In 1984-5 Dr.,Ted Briscoe joined the University from the University of Cambridge as Lecturer in Linguistics, bringing with him the grammar tools part of a project under the Alvey Knowledge Based Systems initiative. This project produced software written in Lisp which provided an environment for developing semantically enriched phrase structure grammars for automatic parsing, and also used this environment to produce a unification-based phrase structure grammar of English (Carroll et al., 1988; Grover et al., 1989). In that this was a rule-based and not a probabilistic grammar, the Alvey project differed from most other UCREL projects.

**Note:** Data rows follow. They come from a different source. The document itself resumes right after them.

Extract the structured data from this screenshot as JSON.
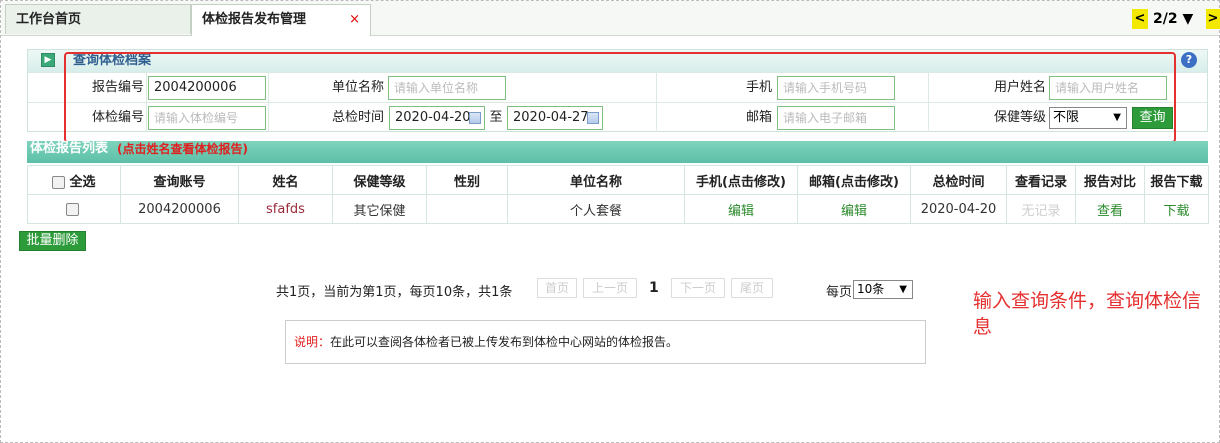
{
  "tabs": [
    {
      "label": "工作台首页"
    },
    {
      "label": "体检报告发布管理",
      "close": "×"
    }
  ],
  "tab_nav": {
    "prev": "<",
    "counter": "2/2 ▼",
    "next": ">"
  },
  "search": {
    "title": "查询体检档案",
    "fields": {
      "report_no": {
        "label": "报告编号",
        "value": "2004200006"
      },
      "unit_name": {
        "label": "单位名称",
        "placeholder": "请输入单位名称"
      },
      "phone": {
        "label": "手机",
        "placeholder": "请输入手机号码"
      },
      "user_name": {
        "label": "用户姓名",
        "placeholder": "请输入用户姓名"
      },
      "exam_no": {
        "label": "体检编号",
        "placeholder": "请输入体检编号"
      },
      "exam_time": {
        "label": "总检时间",
        "from": "2020-04-20",
        "sep": "至",
        "to": "2020-04-27"
      },
      "email": {
        "label": "邮箱",
        "placeholder": "请输入电子邮箱"
      },
      "care_level": {
        "label": "保健等级",
        "value": "不限"
      }
    },
    "query_button": "查询"
  },
  "list": {
    "title": "体检报告列表",
    "hint": "(点击姓名查看体检报告)",
    "columns": [
      "全选",
      "查询账号",
      "姓名",
      "保健等级",
      "性别",
      "单位名称",
      "手机(点击修改)",
      "邮箱(点击修改)",
      "总检时间",
      "查看记录",
      "报告对比",
      "报告下载"
    ],
    "rows": [
      {
        "account": "2004200006",
        "name": "sfafds",
        "level": "其它保健",
        "gender": "",
        "unit": "个人套餐",
        "phone": "编辑",
        "email": "编辑",
        "time": "2020-04-20",
        "records": "无记录",
        "compare": "查看",
        "download": "下载"
      }
    ]
  },
  "batch_delete": "批量删除",
  "pagination": {
    "info": "共1页，当前为第1页，每页10条，共1条",
    "first": "首页",
    "prev": "上一页",
    "current": "1",
    "next": "下一页",
    "last": "尾页",
    "size_label": "每页",
    "size_value": "10条"
  },
  "note": {
    "key": "说明：",
    "text": "在此可以查阅各体检者已被上传发布到体检中心网站的体检报告。"
  },
  "annotation": "输入查询条件，查询体检信息",
  "colors": {
    "accent_green": "#2e9b3a",
    "header_teal": "#5cbfa6",
    "highlight_red": "#e53030"
  }
}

Also in 1984, UCREL received a small grant from the University's Humanities Research Committee to begin research into text-to-speech synthesis. Previous UCREL projects had dealt only with written text: this project marked the beginning of UCREL's involvement with speech processing. The project soon received more substantial support from IBM UK Laboratories and ran until 1987. The main goal of this project was to compile a corpus of modern spoken English, with a prosodic transcription showing features of stress, intonation and pauses (Taylor and Knowles, 1988). The resulting corpus of c.,53,000 words --- the Lancaster-IBM Spoken English Corpus (SEC) --- also exists on audio-tape for instrumental analysis. Funding was later extended for a study of prosodic stylistics to examine how prosodic patterns differ between different kinds of discourse (Wichmann, 1991), and, as noted above, a grant has recently be obtained to produce a speech database (MARSEC) based on the SEC. Among other things, the MARSEC project will produce a digitized sound version of the corpus, and a phonetic transcription.

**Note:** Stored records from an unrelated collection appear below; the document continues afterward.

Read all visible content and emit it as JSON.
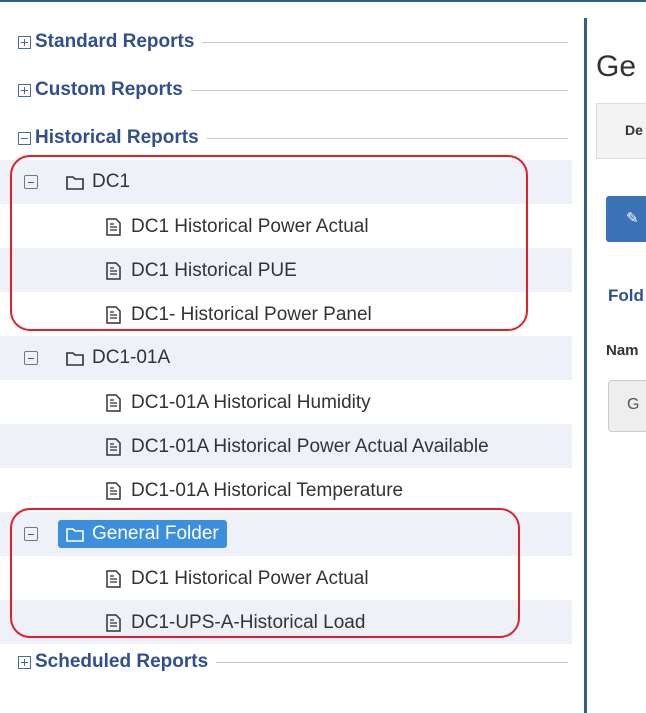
{
  "tree": {
    "sections_top": [
      {
        "label": "Standard Reports",
        "state": "collapsed"
      },
      {
        "label": "Custom Reports",
        "state": "collapsed"
      },
      {
        "label": "Historical Reports",
        "state": "expanded"
      }
    ],
    "folders": [
      {
        "name": "DC1",
        "selected": false,
        "items": [
          "DC1 Historical Power Actual",
          "DC1 Historical PUE",
          "DC1- Historical Power Panel"
        ]
      },
      {
        "name": "DC1-01A",
        "selected": false,
        "items": [
          "DC1-01A Historical Humidity",
          "DC1-01A Historical Power Actual Available",
          "DC1-01A Historical Temperature"
        ]
      },
      {
        "name": "General Folder",
        "selected": true,
        "items": [
          "DC1 Historical Power Actual",
          "DC1-UPS-A-Historical Load"
        ]
      }
    ],
    "section_bottom": {
      "label": "Scheduled Reports",
      "state": "collapsed"
    }
  },
  "right_panel": {
    "title": "Ge",
    "tab_label": "De",
    "edit_button_icon": "edit-icon",
    "folder_heading": "Fold",
    "name_label": "Nam",
    "name_value": "G"
  },
  "colors": {
    "accent": "#2f5f8a",
    "selected": "#3b8fdc",
    "highlight_outline": "#e0202a",
    "row_alt": "#eef1f8"
  }
}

UCREL's collaboration with IBM was strengthened through involvement in IBM's ongoing research on the development of continuous speech recognition systems. Because of the difficulty in reliably identifying word boundaries in continuous speech, such systems need to employ analysis at levels other than the acoustic and phonetic. Lancaster's role, in a collaboration which lasted until 1991, was to perform the automatic tagging and subsequent manual parsing of large amounts of text using a fast annotation interface (Leech and Garside, 1991). The resulting `treebank' was applied in the development of probabilistic models of language. At a later stage in the project, the scope of annotation was extended to provide texts annotated with anaphoric relations between pronouns and noun phrases (Fligelstone, 1992).

In Summer 1988, UCREL branched out into semantic analysis. A pilot project was completed, and in 1990 a two year project began to build upon this work (Wilson, 1991; Wilson and Rayson, 1993). This project was successfully completed in 1992, and funding was approved for further development (ACASD project).

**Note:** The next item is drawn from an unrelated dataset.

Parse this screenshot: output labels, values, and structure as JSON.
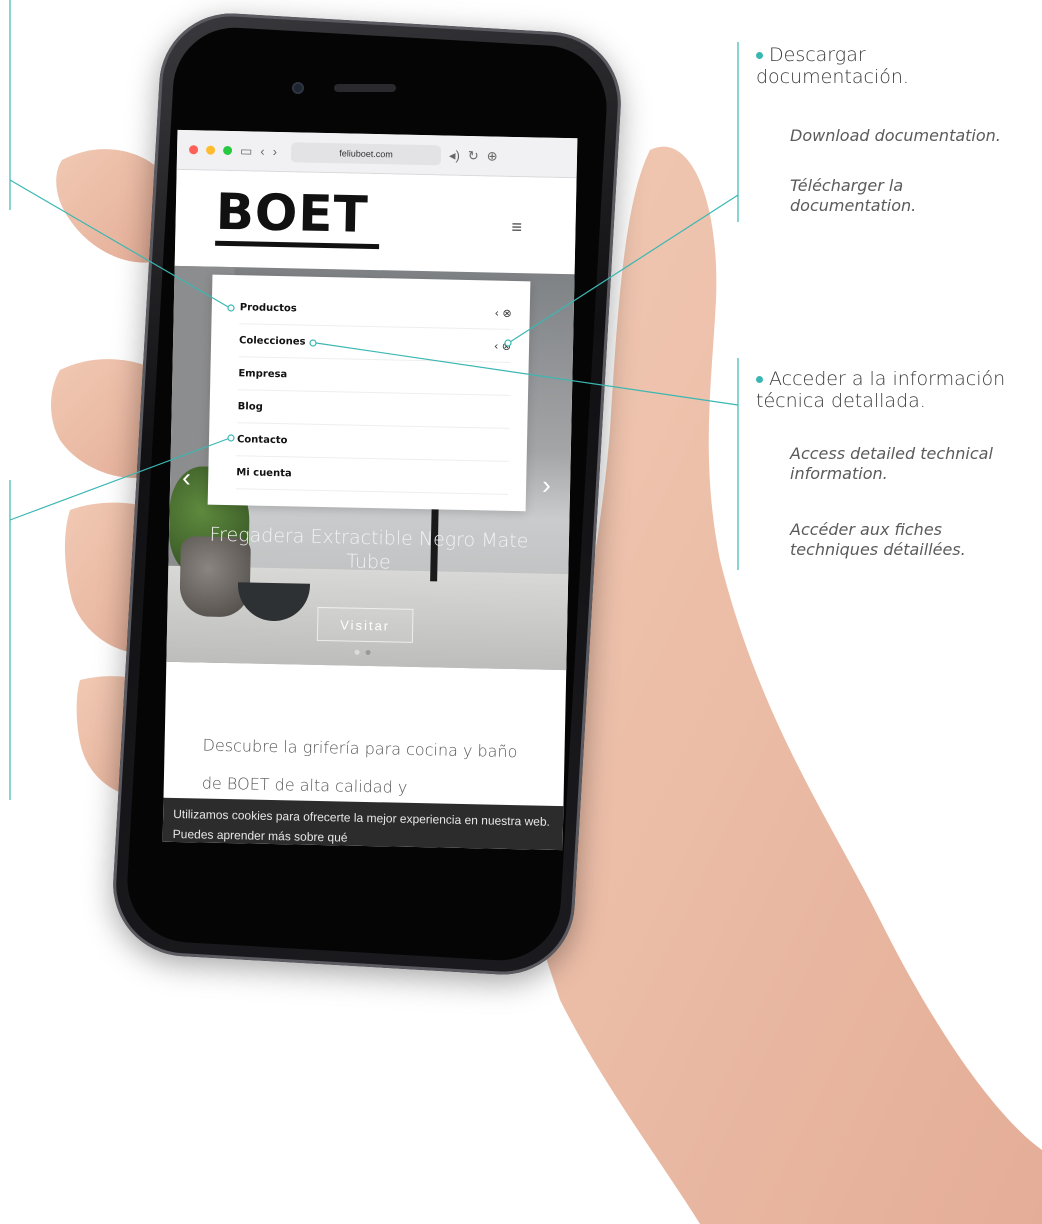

Work on semantic analysis was also carried out on the Lancaster Database project.

A most significant development for UCREL was its participation in the British National Corpus. UCREL was a member of a national consortium of academic and industrial partners (the other members being Oxford University Press, Oxford University Computing Service, The British Library, Longman Group Ltd. and W. & R. Chambers Ltd.), with the goal of compiling a representative 100 million word corpus containing a wide variety of present-day written and spoken British English (see Leech, Garside and Bryant, 1994).

UCREL has recenly moved into a new multilingual phase of development, and has recently been involved in projects within the European Community's EUROTRA machine translation programme (McEnery and Daille, 1993) as well as its Multilingual Action Plan.

In order to reflect this changing nature of UCREL's research, and to emphasize our position as a research centre within the University, we decided to change our name in June 1995. Hence the Unit for Computer Research on the English Language became the University Centre for Computer Corpus Research on Language. However, we retain the acronym of UCREL.

Details of more recent and current projects can be found on a separate page.

picture of ucrel people at work
Members of UCREL in the BNC lab.

picture of bnc team
Members of BNC research team with Roger Garside and Geoffrey Leech.